The 38-year-old Rinne, who has always had a passion for making the city of Nashville and Middle Tennessee a better place, has been named a finalist for the Clancy after he was nominated for the award for the third consecutive season.
A Vezina Trophy winner in 2018 as the NHL's top goaltender, Rinne is a finalist for the Clancy for the first time in his career, joining forward Nashville defenseman P.K. Subban as the only other Preds player to be a Clancy finalist in franchise history.
A staple with the organization for more than a decade, Rinne holds all-time, regular-season and playoff goaltending records in virtually every category with the Preds. He is the winningest Finnish goaltender in NHL history and one of only 20 goalies in League history to own at least 300 victories and 50 shutouts.
But perhaps more impressive than his on-ice contributions as the best player in Predators history - and the top Finnish goaltender to ever play the game - Rinne has adopted Nashville as his second home and has worked tirelessly to give back to the people who make Middle Tennessee such a special place.

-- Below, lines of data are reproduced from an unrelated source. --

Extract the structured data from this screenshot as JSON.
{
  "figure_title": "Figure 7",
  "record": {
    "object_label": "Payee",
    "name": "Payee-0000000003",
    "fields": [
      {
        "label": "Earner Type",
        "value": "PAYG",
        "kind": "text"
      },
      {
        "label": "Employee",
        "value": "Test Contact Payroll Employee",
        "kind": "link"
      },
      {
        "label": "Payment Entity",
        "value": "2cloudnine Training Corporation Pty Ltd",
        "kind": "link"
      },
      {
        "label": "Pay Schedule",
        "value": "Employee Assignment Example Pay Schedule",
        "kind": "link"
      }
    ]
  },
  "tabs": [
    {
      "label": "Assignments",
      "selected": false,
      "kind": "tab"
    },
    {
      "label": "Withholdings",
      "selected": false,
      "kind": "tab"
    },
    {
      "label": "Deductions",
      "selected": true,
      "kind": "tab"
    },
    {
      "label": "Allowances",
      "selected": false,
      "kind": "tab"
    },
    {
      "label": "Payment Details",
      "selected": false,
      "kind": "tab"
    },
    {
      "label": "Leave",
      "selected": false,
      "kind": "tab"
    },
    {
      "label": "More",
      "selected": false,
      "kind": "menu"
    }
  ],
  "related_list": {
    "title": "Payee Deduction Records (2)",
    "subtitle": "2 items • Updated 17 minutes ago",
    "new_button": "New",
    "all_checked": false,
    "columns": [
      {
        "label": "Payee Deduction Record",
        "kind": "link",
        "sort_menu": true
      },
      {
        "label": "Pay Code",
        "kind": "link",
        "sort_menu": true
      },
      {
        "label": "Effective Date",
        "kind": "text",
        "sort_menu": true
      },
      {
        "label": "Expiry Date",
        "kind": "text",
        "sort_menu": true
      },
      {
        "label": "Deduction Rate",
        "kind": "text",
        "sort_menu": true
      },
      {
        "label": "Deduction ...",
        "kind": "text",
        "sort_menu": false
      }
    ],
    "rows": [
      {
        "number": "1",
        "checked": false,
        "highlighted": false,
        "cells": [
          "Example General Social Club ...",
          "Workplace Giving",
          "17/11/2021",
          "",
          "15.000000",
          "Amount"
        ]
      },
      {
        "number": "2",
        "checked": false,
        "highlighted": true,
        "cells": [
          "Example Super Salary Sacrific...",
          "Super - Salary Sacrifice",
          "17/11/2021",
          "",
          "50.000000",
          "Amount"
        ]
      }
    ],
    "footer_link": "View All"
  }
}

Most notably, alongside former captain Shea Weber, Rinne formed the 365 Pediatric Cancer Fund presented by Twice Daily, which raises money and awareness for childhood cancer research at the Monroe Carell Jr. Children's Hospital at Vanderbilt.
Video: Rinne taking time to mull future with Preds and NHL
In his very first full season with the team, after meeting Mike, a man with Down Syndrome, Rinne also fostered a relationship with Best Buddies that he has continued to keep to this day. Additionally, Rinne's commitment to Make-A-Wish, the Peterson Foundation for Parkinson's and a number of initiatives throughout the coronavirus pandemic has brought joy and hope to people young and old throughout the community.
A selection committee, led by senior NHL executives, Commissioner Gary Bettman and Deputy Commissioner Bill Daly have determined the finalists, and the winner will possess the following qualities: a clear and measurable positive impact on the community, investment of time and resources, a commitment to a particular cause or community, commitment to the League's community initiatives, creativity of programming, use of influence and engagement of others.
The first-place finisher will receive a $25,000 donation to benefit a charity or charities of his choice, while the two runners-up each will receive a $5,000 donation to benefit a charity or charities of their choice.
The King Clancy Memorial Trophy was first presented in 1988 by the NHL's Board of Governors in honor of Frank "King" Clancy, a beloved figure in the League for decades as a player, referee, coach, manager and goodwill ambassador. A three-time Stanley Cup champion and 1958 inductee to the Hockey Hall of Fame, Clancy was voted as one of the 100 Greatest NHL Players during the League's Centennial Celebration in 2017.
Rinne, who is set to become an unrestricted free agent this summer, said Wednesday he has not yet made a decision on his future, but Predators General Manager David Poile stated Thursday he and the Preds would be happy to welcome Rinne back for another season.